So, what can we do?

We can work in local communities to reach out to members of the Asian American, Pacific Islander, Latino/a, Arab American, African, East European communities and allies who have a stake in fixing the broken immigration system. We could make in-district advocacy visits and calls to their House representatives and put pressure on them to support HR 15.

Visit the SSL Immigration Justice resource page to get more info and find out how to take action now!


If we do these things, and do them well, we have a really good chance of not only winning on immigration reform, but also energizing immigrant communities to continue working together on issues of mutual concern regardless of what happens in Congress this summer.

Our current immigration system, instead of welcoming the stranger, leaves families living in fear of deportation, prevents young people from achieving their dreams, and obstructs immigrants from sharing their gifts and improving the economy.

As religious people who believe in the inherent worth and dignity of every person, we are called to change this. We are being called to work together with other faith, immigrant, and community partners to encourage our lawmakers to take action. We have a historic opportunity to help create a pathway to belonging and hope for 11 million immigrant brothers and sisters.

I fervently hope you will join me in making it a reality.

In faith,

 

 

 

 

 

 

 

 

Rev. Abhi Janamanchi

Senior Minister, Cedar Lane Unitarian Universalist Church

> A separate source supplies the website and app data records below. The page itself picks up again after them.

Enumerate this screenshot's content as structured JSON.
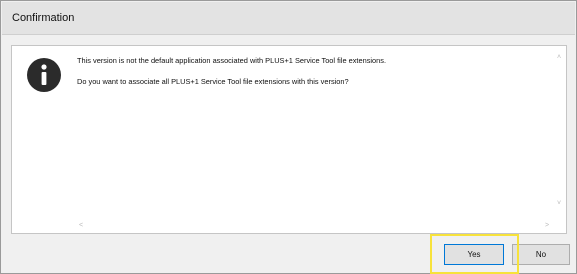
{
  "window": {
    "title": "Confirmation"
  },
  "message": {
    "icon": "info-icon",
    "line1": "This version is not the default application associated with PLUS+1 Service Tool file extensions.",
    "line2": "Do you want to associate all PLUS+1 Service Tool file extensions with this version?"
  },
  "scrollbars": {
    "up": "˄",
    "down": "˅",
    "left": "<",
    "right": ">"
  },
  "buttons": {
    "yes_label": "Yes",
    "no_label": "No"
  },
  "colors": {
    "highlight": "#f7e23b",
    "icon": "#2b2b2b",
    "default_button_border": "#0078d7"
  }
}
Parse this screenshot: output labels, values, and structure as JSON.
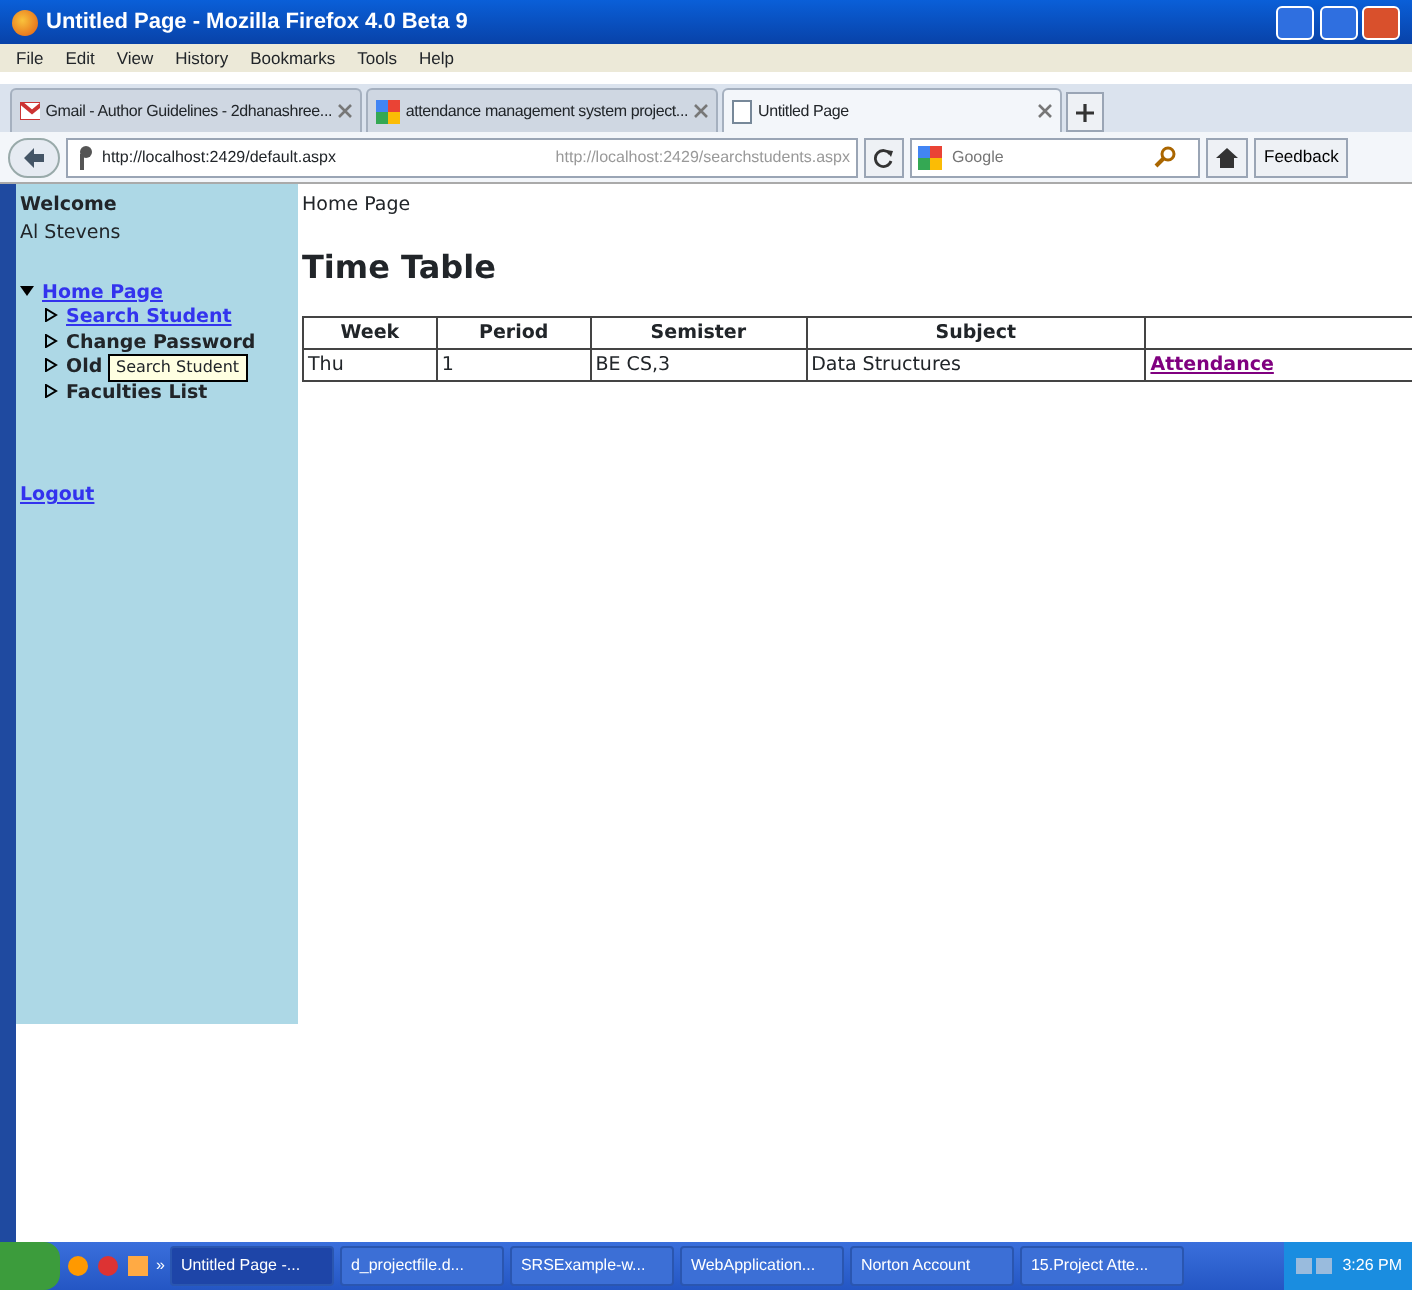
{
  "window": {
    "title": "Untitled Page - Mozilla Firefox 4.0 Beta 9"
  },
  "menu": [
    "File",
    "Edit",
    "View",
    "History",
    "Bookmarks",
    "Tools",
    "Help"
  ],
  "tabs": [
    {
      "label": "Gmail - Author Guidelines - 2dhanashree...",
      "selected": false
    },
    {
      "label": "attendance management system project...",
      "selected": false
    },
    {
      "label": "Untitled Page",
      "selected": true
    }
  ],
  "navbar": {
    "url": "http://localhost:2429/default.aspx",
    "suggestion": "http://localhost:2429/searchstudents.aspx",
    "search": {
      "placeholder": "Google"
    },
    "feedback": "Feedback"
  },
  "sidebar": {
    "welcome": "Welcome",
    "user": "Al Stevens",
    "tree": [
      {
        "label": "Home Page",
        "kind": "link",
        "expanded": true,
        "children": [
          {
            "label": "Search Student",
            "kind": "link",
            "expanded": false
          },
          {
            "label": "Change Password",
            "kind": "plain",
            "expanded": false
          },
          {
            "label": "Old",
            "kind": "plain",
            "expanded": false
          },
          {
            "label": "Faculties List",
            "kind": "plain",
            "expanded": false
          }
        ]
      }
    ],
    "logout": "Logout",
    "tooltip": "Search Student"
  },
  "content": {
    "breadcrumb": "Home Page",
    "heading": "Time Table",
    "table": {
      "columns": [
        "Week",
        "Period",
        "Semister",
        "Subject",
        ""
      ],
      "rows": [
        [
          "Thu",
          "1",
          "BE CS,3",
          "Data Structures",
          "Attendance"
        ]
      ]
    }
  },
  "taskbar": {
    "items": [
      {
        "label": "Untitled Page -...",
        "selected": true
      },
      {
        "label": "d_projectfile.d...",
        "selected": false
      },
      {
        "label": "SRSExample-w...",
        "selected": false
      },
      {
        "label": "WebApplication...",
        "selected": false
      },
      {
        "label": "Norton Account",
        "selected": false
      },
      {
        "label": "15.Project Atte...",
        "selected": false
      }
    ],
    "chevron": "»",
    "clock": "3:26 PM"
  }
}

P.S. Use these hashtags on social media to continue to raise awareness with your friends and family, and encourage them to contact Congress to #DemandAVote because the #TimeIsNow to #PassCIR.